Yet somehow Mars never grabbed me - from the outset those 1960s Mariner missions sent back fuzzy black-and-white images of something that looked no different to the moon. The landing of Viking I on Mars in June 1976 somehow passed me by (although those first colour images of the surface of the Red Planet, like the one below, do strike a chord when I look at them again).
Below: frost on thesurface of Mars - photo from the Viking 2 lander. Another world, no less than 54 million kilometres away, ice and blue sky. Photographs taken over 34 years ago! After Viking 1 and 2, it would be another 20 years until man (the Americans, for the USSR and its successor states failed to do this) would get some intelligent machinery back onto the surface of Mars.
Below: in 1996, the Pathfinder lander launched a small remote control vehicle, Sojourner, to roam around taking measurements of things. Sojourner, 65cm long, moved around for some two years, covering about 100m during that time. Below: Pathfinder takes a photo of Sojourner, investing a rock.
The next significant missions to Mars were the twin solar-powered Mars Exploration Rovers MER-A (Spirit) and MER-B (Opportunity), both of which landed in January 2004. Spirit conked out in 2010, but Opportunity is still going strong, sending amazingly beautiful photos back to earth.
Above: a b&w image looking back as Opportunity crawls out of a crater. The lovely colour panoramic photos taken by Opportunity are here. Below: a Martian sunset, taken by Spirit.
Next up - in 2008 - was a stationery lander, Phoenix, which descended on Mars's northern polar region and relayed findings to Earth for over five months. It was looking for traces of water; sadly it did not last out the Martian winter.
Curiosity, which landed yesterday, is nuclear-powered, moves around at 4cm/second (eight times faster than Spirit and Opportunity), will tell us - and show us - more of Mars.
There are interesting things up there. The Caves of Mars, for example, or Martian geysers. Neither are on the agenda for this particular mission, but I must say I'm hooked. Below: photo taken by Curiosity on the day it landed, with Mount Sharp in the background. I'm looking forward to high-resolution colour photos in coming days.
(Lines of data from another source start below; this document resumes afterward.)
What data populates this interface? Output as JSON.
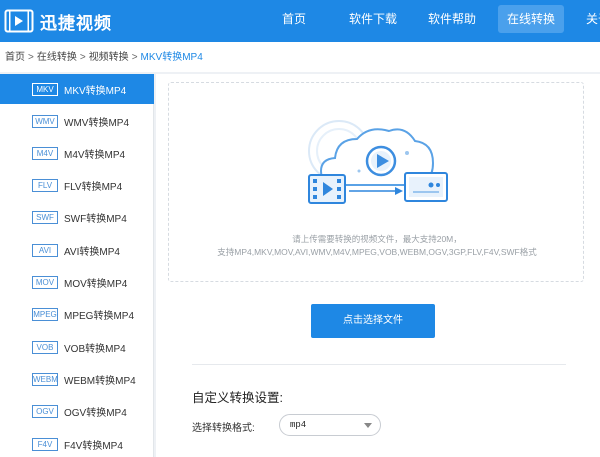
{
  "header": {
    "logo_text": "迅捷视频",
    "nav": [
      {
        "label": "首页"
      },
      {
        "label": "软件下载"
      },
      {
        "label": "软件帮助"
      },
      {
        "label": "在线转换",
        "active": true
      },
      {
        "label": "关于"
      }
    ]
  },
  "breadcrumb": {
    "items": [
      "首页",
      "在线转换",
      "视频转换"
    ],
    "separator": ">",
    "current": "MKV转换MP4"
  },
  "sidebar": {
    "items": [
      {
        "badge": "MKV",
        "label": "MKV转换MP4",
        "active": true
      },
      {
        "badge": "WMV",
        "label": "WMV转换MP4"
      },
      {
        "badge": "M4V",
        "label": "M4V转换MP4"
      },
      {
        "badge": "FLV",
        "label": "FLV转换MP4"
      },
      {
        "badge": "SWF",
        "label": "SWF转换MP4"
      },
      {
        "badge": "AVI",
        "label": "AVI转换MP4"
      },
      {
        "badge": "MOV",
        "label": "MOV转换MP4"
      },
      {
        "badge": "MPEG",
        "label": "MPEG转换MP4"
      },
      {
        "badge": "VOB",
        "label": "VOB转换MP4"
      },
      {
        "badge": "WEBM",
        "label": "WEBM转换MP4"
      },
      {
        "badge": "OGV",
        "label": "OGV转换MP4"
      },
      {
        "badge": "F4V",
        "label": "F4V转换MP4"
      }
    ]
  },
  "upload": {
    "hint_line1": "请上传需要转换的视频文件，最大支持20M，",
    "hint_line2": "支持MP4,MKV,MOV,AVI,WMV,M4V,MPEG,VOB,WEBM,OGV,3GP,FLV,F4V,SWF格式",
    "button_label": "点击选择文件"
  },
  "settings": {
    "title": "自定义转换设置:",
    "format_label": "选择转换格式:",
    "format_value": "mp4"
  },
  "colors": {
    "brand": "#1e88e5",
    "nav_active": "#4aa0ec"
  }
}
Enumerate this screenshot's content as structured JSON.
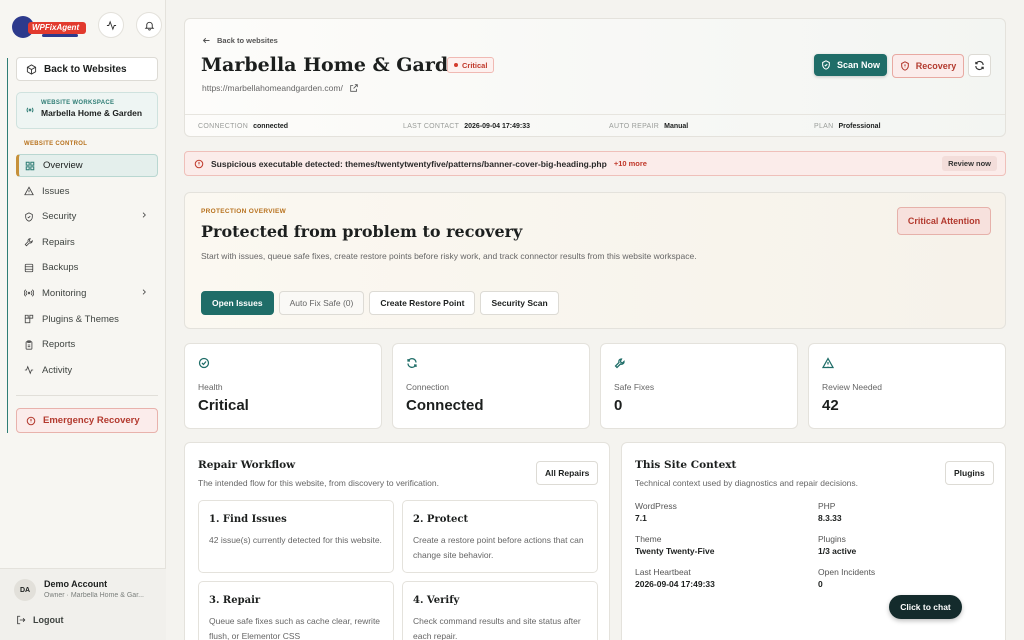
{
  "sidebar": {
    "back_label": "Back to Websites",
    "workspace_caption": "WEBSITE WORKSPACE",
    "workspace_name": "Marbella Home & Garden",
    "section_caption": "WEBSITE CONTROL",
    "items": [
      {
        "label": "Overview",
        "icon": "grid-icon"
      },
      {
        "label": "Issues",
        "icon": "warning-icon"
      },
      {
        "label": "Security",
        "icon": "shield-icon"
      },
      {
        "label": "Repairs",
        "icon": "wrench-icon"
      },
      {
        "label": "Backups",
        "icon": "database-icon"
      },
      {
        "label": "Monitoring",
        "icon": "signal-icon"
      },
      {
        "label": "Plugins & Themes",
        "icon": "plugin-icon"
      },
      {
        "label": "Reports",
        "icon": "clipboard-icon"
      },
      {
        "label": "Activity",
        "icon": "activity-icon"
      }
    ],
    "emergency_label": "Emergency Recovery",
    "account": {
      "initials": "DA",
      "name": "Demo Account",
      "subtitle": "Owner · Marbella Home & Gar..."
    },
    "logout_label": "Logout"
  },
  "header": {
    "back_link": "Back to websites",
    "title": "Marbella Home & Garden",
    "status_badge": "Critical",
    "url": "https://marbellahomeandgarden.com/",
    "scan_label": "Scan Now",
    "recovery_label": "Recovery",
    "meta": [
      {
        "key": "CONNECTION",
        "value": "connected"
      },
      {
        "key": "LAST CONTACT",
        "value": "2026-09-04 17:49:33"
      },
      {
        "key": "AUTO REPAIR",
        "value": "Manual"
      },
      {
        "key": "PLAN",
        "value": "Professional"
      }
    ]
  },
  "alert": {
    "text": "Suspicious executable detected: themes/twentytwentyfive/patterns/banner-cover-big-heading.php",
    "more": "+10 more",
    "action": "Review now"
  },
  "protection": {
    "caption": "PROTECTION OVERVIEW",
    "title": "Protected from problem to recovery",
    "description": "Start with issues, queue safe fixes, create restore points before risky work, and track connector results from this website workspace.",
    "attention_label": "Critical Attention",
    "buttons": [
      "Open Issues",
      "Auto Fix Safe (0)",
      "Create Restore Point",
      "Security Scan"
    ]
  },
  "stats": [
    {
      "label": "Health",
      "value": "Critical",
      "icon": "check-circle-icon"
    },
    {
      "label": "Connection",
      "value": "Connected",
      "icon": "refresh-icon"
    },
    {
      "label": "Safe Fixes",
      "value": "0",
      "icon": "wrench-icon"
    },
    {
      "label": "Review Needed",
      "value": "42",
      "icon": "warning-icon"
    }
  ],
  "workflow": {
    "title": "Repair Workflow",
    "subtitle": "The intended flow for this website, from discovery to verification.",
    "button": "All Repairs",
    "steps": [
      {
        "title": "1. Find Issues",
        "desc": "42 issue(s) currently detected for this website."
      },
      {
        "title": "2. Protect",
        "desc": "Create a restore point before actions that can change site behavior."
      },
      {
        "title": "3. Repair",
        "desc": "Queue safe fixes such as cache clear, rewrite flush, or Elementor CSS"
      },
      {
        "title": "4. Verify",
        "desc": "Check command results and site status after each repair."
      }
    ]
  },
  "context": {
    "title": "This Site Context",
    "subtitle": "Technical context used by diagnostics and repair decisions.",
    "button": "Plugins",
    "items": [
      {
        "key": "WordPress",
        "value": "7.1"
      },
      {
        "key": "PHP",
        "value": "8.3.33"
      },
      {
        "key": "Theme",
        "value": "Twenty Twenty-Five"
      },
      {
        "key": "Plugins",
        "value": "1/3 active"
      },
      {
        "key": "Last Heartbeat",
        "value": "2026-09-04 17:49:33"
      },
      {
        "key": "Open Incidents",
        "value": "0"
      }
    ]
  },
  "chat_label": "Click to chat",
  "logo_text": "WPFixAgent",
  "colors": {
    "accent": "#1f6d68",
    "danger": "#c0392b",
    "caption": "#b8731f"
  }
}
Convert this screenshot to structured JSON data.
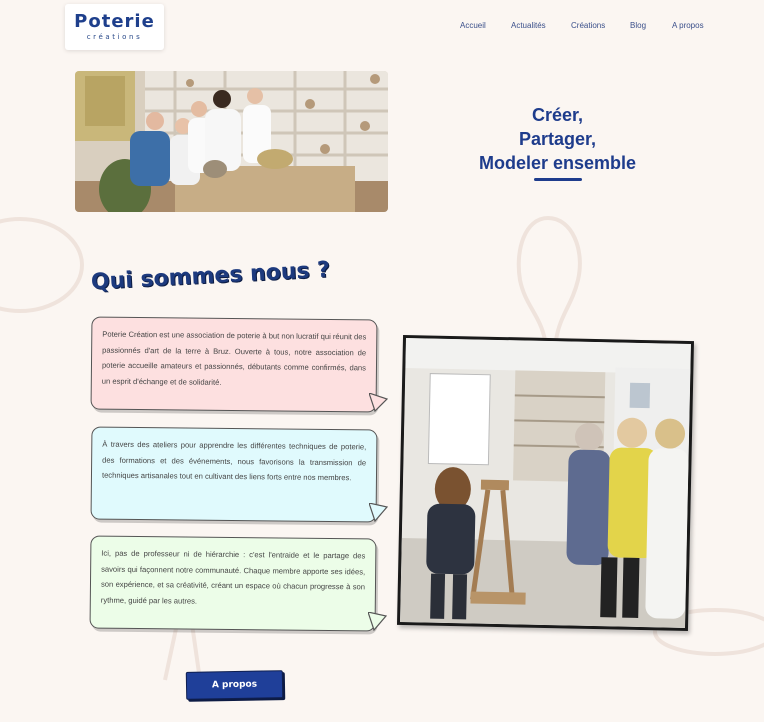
{
  "header": {
    "logo": {
      "brand": "Poterie",
      "subtitle": "créations"
    },
    "nav": [
      {
        "label": "Accueil"
      },
      {
        "label": "Actualités"
      },
      {
        "label": "Créations"
      },
      {
        "label": "Blog"
      },
      {
        "label": "A propos"
      }
    ]
  },
  "hero": {
    "tagline": [
      "Créer,",
      "Partager,",
      "Modeler ensemble"
    ]
  },
  "about": {
    "title": "Qui sommes nous ?",
    "paragraphs": [
      "Poterie Création est une association de poterie à but non lucratif qui réunit des passionnés d'art de la terre à Bruz. Ouverte à tous, notre association de poterie accueille amateurs et passionnés, débutants comme confirmés, dans un esprit d'échange et de solidarité.",
      "À travers des ateliers pour apprendre les différentes techniques de poterie, des formations et des événements, nous favorisons la transmission de techniques artisanales tout en cultivant des liens forts entre nos membres.",
      "Ici, pas de professeur ni de hiérarchie : c'est l'entraide et le partage des savoirs qui façonnent notre communauté. Chaque membre apporte ses idées, son expérience, et sa créativité, créant un espace où chacun progresse à son rythme, guidé par les autres."
    ],
    "button_label": "A propos"
  },
  "colors": {
    "brand_blue": "#1e3c8c",
    "background": "#fbf6f2",
    "bubble_pink": "#fde0e0",
    "bubble_cyan": "#e0fafd",
    "bubble_green": "#ecfde8"
  }
}
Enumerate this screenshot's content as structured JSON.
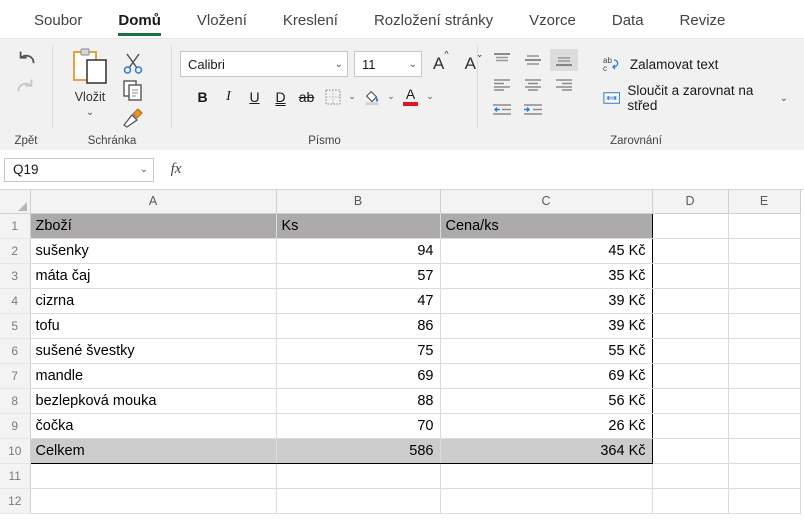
{
  "ribbon": {
    "tabs": [
      {
        "label": "Soubor",
        "active": false
      },
      {
        "label": "Domů",
        "active": true
      },
      {
        "label": "Vložení",
        "active": false
      },
      {
        "label": "Kreslení",
        "active": false
      },
      {
        "label": "Rozložení stránky",
        "active": false
      },
      {
        "label": "Vzorce",
        "active": false
      },
      {
        "label": "Data",
        "active": false
      },
      {
        "label": "Revize",
        "active": false
      }
    ],
    "accent_color": "#1d7044",
    "groups": {
      "undo": {
        "label": "Zpět",
        "undo_icon": "undo-arrow-icon",
        "redo_icon": "redo-arrow-icon"
      },
      "clipboard": {
        "label": "Schránka",
        "paste_label": "Vložit",
        "paste_icon": "clipboard-paste-icon",
        "paste_chevron": "⌄",
        "cut_icon": "scissors-icon",
        "copy_icon": "copy-icon",
        "format_painter_icon": "format-painter-icon"
      },
      "font": {
        "label": "Písmo",
        "font_name": "Calibri",
        "font_size": "11",
        "chevron": "⌄",
        "grow_label": "A",
        "shrink_label": "A",
        "bold": "B",
        "italic": "I",
        "underline": "U",
        "double_underline": "D",
        "strikethrough": "ab",
        "border_icon": "borders-icon",
        "fill_icon": "fill-color-icon",
        "font_color_letter": "A",
        "font_color_hex": "#e81123"
      },
      "alignment": {
        "label": "Zarovnání",
        "top_align_icon": "align-top-icon",
        "middle_align_icon": "align-middle-icon",
        "bottom_align_icon": "align-bottom-icon",
        "align_left_icon": "align-left-icon",
        "align_center_icon": "align-center-icon",
        "align_right_icon": "align-right-icon",
        "decrease_indent_icon": "decrease-indent-icon",
        "increase_indent_icon": "increase-indent-icon",
        "wrap_text_label": "Zalamovat text",
        "wrap_text_icon": "wrap-text-icon",
        "merge_center_label": "Sloučit a zarovnat na střed",
        "merge_center_icon": "merge-cells-icon",
        "merge_chevron": "⌄"
      }
    }
  },
  "formula_bar": {
    "name_box_value": "Q19",
    "name_box_chevron": "⌄",
    "fx_label": "fx",
    "formula_value": ""
  },
  "sheet": {
    "column_headers": [
      "A",
      "B",
      "C",
      "D",
      "E"
    ],
    "row_numbers": [
      "1",
      "2",
      "3",
      "4",
      "5",
      "6",
      "7",
      "8",
      "9",
      "10",
      "11",
      "12"
    ],
    "table_header": {
      "a": "Zboží",
      "b": "Ks",
      "c": "Cena/ks"
    },
    "rows": [
      {
        "row": "2",
        "a": "sušenky",
        "b": "94",
        "c": "45 Kč"
      },
      {
        "row": "3",
        "a": "máta čaj",
        "b": "57",
        "c": "35 Kč"
      },
      {
        "row": "4",
        "a": "cizrna",
        "b": "47",
        "c": "39 Kč"
      },
      {
        "row": "5",
        "a": "tofu",
        "b": "86",
        "c": "39 Kč"
      },
      {
        "row": "6",
        "a": "sušené švestky",
        "b": "75",
        "c": "55 Kč"
      },
      {
        "row": "7",
        "a": "mandle",
        "b": "69",
        "c": "69 Kč"
      },
      {
        "row": "8",
        "a": "bezlepková mouka",
        "b": "88",
        "c": "56 Kč"
      },
      {
        "row": "9",
        "a": "čočka",
        "b": "70",
        "c": "26 Kč"
      }
    ],
    "total_row": {
      "row": "10",
      "a": "Celkem",
      "b": "586",
      "c": "364 Kč"
    },
    "empty_rows": [
      "11",
      "12"
    ],
    "header_fill_hex": "#acaaaa",
    "total_fill_hex": "#cccccc"
  }
}
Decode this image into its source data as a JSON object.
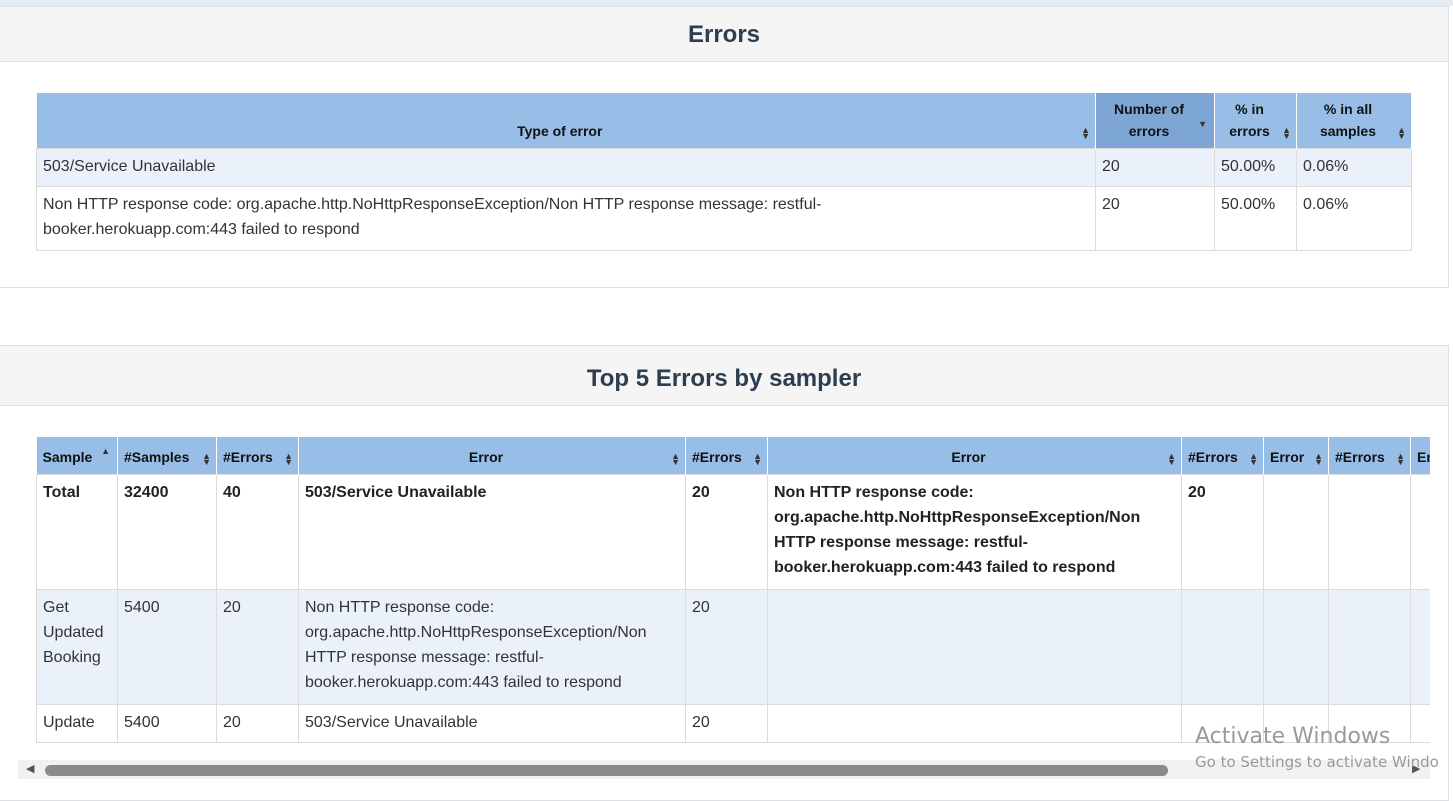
{
  "errors_panel": {
    "title": "Errors",
    "columns": [
      "Type of error",
      "Number of errors",
      "% in errors",
      "% in all samples"
    ],
    "rows": [
      {
        "type": "503/Service Unavailable",
        "count": "20",
        "pct_errors": "50.00%",
        "pct_samples": "0.06%"
      },
      {
        "type": "Non HTTP response code: org.apache.http.NoHttpResponseException/Non HTTP response message: restful-booker.herokuapp.com:443 failed to respond",
        "count": "20",
        "pct_errors": "50.00%",
        "pct_samples": "0.06%"
      }
    ]
  },
  "top5_panel": {
    "title": "Top 5 Errors by sampler",
    "columns": [
      "Sample",
      "#Samples",
      "#Errors",
      "Error",
      "#Errors",
      "Error",
      "#Errors",
      "Error",
      "#Errors",
      "Er"
    ],
    "rows": [
      {
        "sample": "Total",
        "samples": "32400",
        "errors": "40",
        "error1": "503/Service Unavailable",
        "errors1": "20",
        "error2": "Non HTTP response code: org.apache.http.NoHttpResponseException/Non HTTP response message: restful-booker.herokuapp.com:443 failed to respond",
        "errors2": "20",
        "error3": "",
        "errors3": "",
        "error4": ""
      },
      {
        "sample": "Get Updated Booking",
        "samples": "5400",
        "errors": "20",
        "error1": "Non HTTP response code: org.apache.http.NoHttpResponseException/Non HTTP response message: restful-booker.herokuapp.com:443 failed to respond",
        "errors1": "20",
        "error2": "",
        "errors2": "",
        "error3": "",
        "errors3": "",
        "error4": ""
      },
      {
        "sample": "Update",
        "samples": "5400",
        "errors": "20",
        "error1": "503/Service Unavailable",
        "errors1": "20",
        "error2": "",
        "errors2": "",
        "error3": "",
        "errors3": "",
        "error4": ""
      }
    ]
  },
  "watermark": {
    "title": "Activate Windows",
    "subtitle": "Go to Settings to activate Windo"
  },
  "colors": {
    "header_bg": "#98bde6",
    "header_sorted_bg": "#7ea6d4",
    "row_alt_bg": "#eaf1fa",
    "title_color": "#2c3e50"
  }
}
I was born on the very day space travel began (4 October 1957, the launch of Sputnik 1). The first 12 years saw advances that were visibly rapid. The pace of extra-terrestrial exploration has slowed down since, but I would hope that within my life time we shall see men on Mars. What then? After early manned missions (maybe one-way missions), terraforming - making Mars suitable for regular human life. A fascinating thought.
The moon had my full attention as an 11 year-old. Mars is creeping up on me, it's significance - mythic as well as scientific. Seven years ago on holiday I had a dream about a discovery of anomalous artefacts on Mars that I turned into a short story; that dream is universal.
This evening Moni and I watched Stanley Kubrick's 2001: A Space Odyssey for the first time. And there it all is - that myth. Are we really not alone? A scary thought - but no less scary than the realisation that we are indeed the only sentient beings in this vast universe of ours.
[All photos NASA. Who else?]
This time last year:
Rhetorical question: why the fuss?
This time two years ago:
Varsovians! Ditch the car - buy a quarterly karta miejska
This time three years ago:
The limited interests of mankind's geniuses
This time four years ago:
Into the fading light
This time five years ago:
Ar y Ffordd i Pwyl Rhydd